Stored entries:
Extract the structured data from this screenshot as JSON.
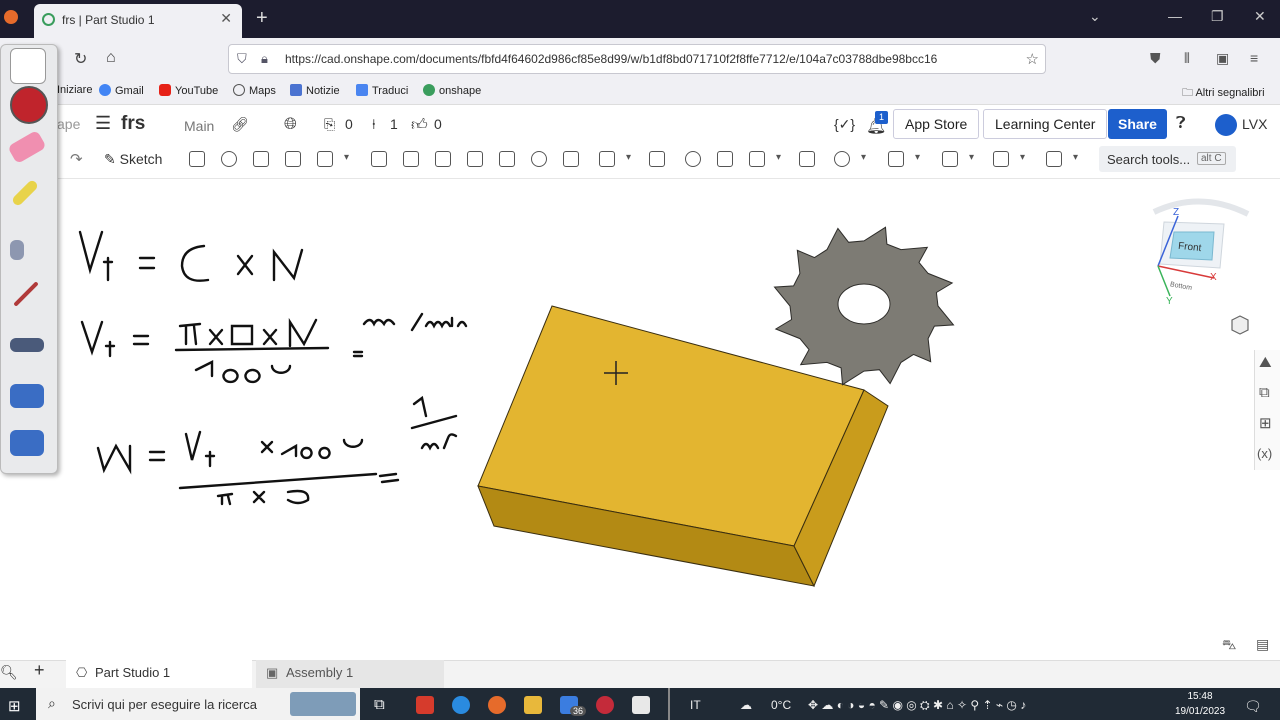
{
  "browser": {
    "tab_title": "frs | Part Studio 1",
    "tab_close": "✕",
    "new_tab": "+",
    "url": "https://cad.onshape.com/documents/fbfd4f64602d986cf85e8d99/w/b1df8bd071710f2f8ffe7712/e/104a7c03788dbe98bcc16",
    "bookmarks": [
      "Iniziare",
      "Gmail",
      "YouTube",
      "Maps",
      "Notizie",
      "Traduci",
      "onshape"
    ],
    "other_bookmarks": "Altri segnalibri"
  },
  "onshape": {
    "logo_fragment": "ape",
    "doc_name": "frs",
    "branch": "Main",
    "count_copies": "0",
    "count_versions": "1",
    "count_likes": "0",
    "notification_badge": "1",
    "app_store": "App Store",
    "learning_center": "Learning Center",
    "share": "Share",
    "user": "LVX",
    "toolbar_sketch": "Sketch",
    "search_tools": "Search tools...",
    "search_shortcut": "alt C",
    "view_cube": {
      "front": "Front",
      "bottom": "Bottom",
      "z": "Z",
      "x": "X",
      "y": "Y"
    }
  },
  "handwriting": {
    "line1": "Vt = C x N",
    "line2_num": "π x D x N",
    "line2_den": "1000",
    "line2_unit": "m/min",
    "line3_num": "Vt x 1000",
    "line3_den": "π x D",
    "line3_unit": "1/min"
  },
  "bottom_tabs": [
    "Part Studio 1",
    "Assembly 1"
  ],
  "taskbar": {
    "search_placeholder": "Scrivi qui per eseguire la ricerca",
    "lang": "IT",
    "weather": "0°C",
    "time": "15:48",
    "date": "19/01/2023",
    "mail_badge": "36"
  },
  "colors": {
    "accent": "#1d5fcc",
    "block": "#e3b530",
    "cutter": "#7d7b74"
  }
}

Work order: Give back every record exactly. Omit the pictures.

Worked solution:
Extract the structured data from this screenshot as JSON.
{
  "browser": {
    "tab_title": "frs | Part Studio 1",
    "tab_close": "✕",
    "new_tab": "+",
    "url": "https://cad.onshape.com/documents/fbfd4f64602d986cf85e8d99/w/b1df8bd071710f2f8ffe7712/e/104a7c03788dbe98bcc16",
    "bookmarks": [
      "Iniziare",
      "Gmail",
      "YouTube",
      "Maps",
      "Notizie",
      "Traduci",
      "onshape"
    ],
    "other_bookmarks": "Altri segnalibri"
  },
  "onshape": {
    "logo_fragment": "ape",
    "doc_name": "frs",
    "branch": "Main",
    "count_copies": "0",
    "count_versions": "1",
    "count_likes": "0",
    "notification_badge": "1",
    "app_store": "App Store",
    "learning_center": "Learning Center",
    "share": "Share",
    "user": "LVX",
    "toolbar_sketch": "Sketch",
    "search_tools": "Search tools...",
    "search_shortcut": "alt C",
    "view_cube": {
      "front": "Front",
      "bottom": "Bottom",
      "z": "Z",
      "x": "X",
      "y": "Y"
    }
  },
  "handwriting": {
    "line1": "Vt = C x N",
    "line2_num": "π x D x N",
    "line2_den": "1000",
    "line2_unit": "m/min",
    "line3_num": "Vt x 1000",
    "line3_den": "π x D",
    "line3_unit": "1/min"
  },
  "bottom_tabs": [
    "Part Studio 1",
    "Assembly 1"
  ],
  "taskbar": {
    "search_placeholder": "Scrivi qui per eseguire la ricerca",
    "lang": "IT",
    "weather": "0°C",
    "time": "15:48",
    "date": "19/01/2023",
    "mail_badge": "36"
  },
  "colors": {
    "accent": "#1d5fcc",
    "block": "#e3b530",
    "cutter": "#7d7b74"
  }
}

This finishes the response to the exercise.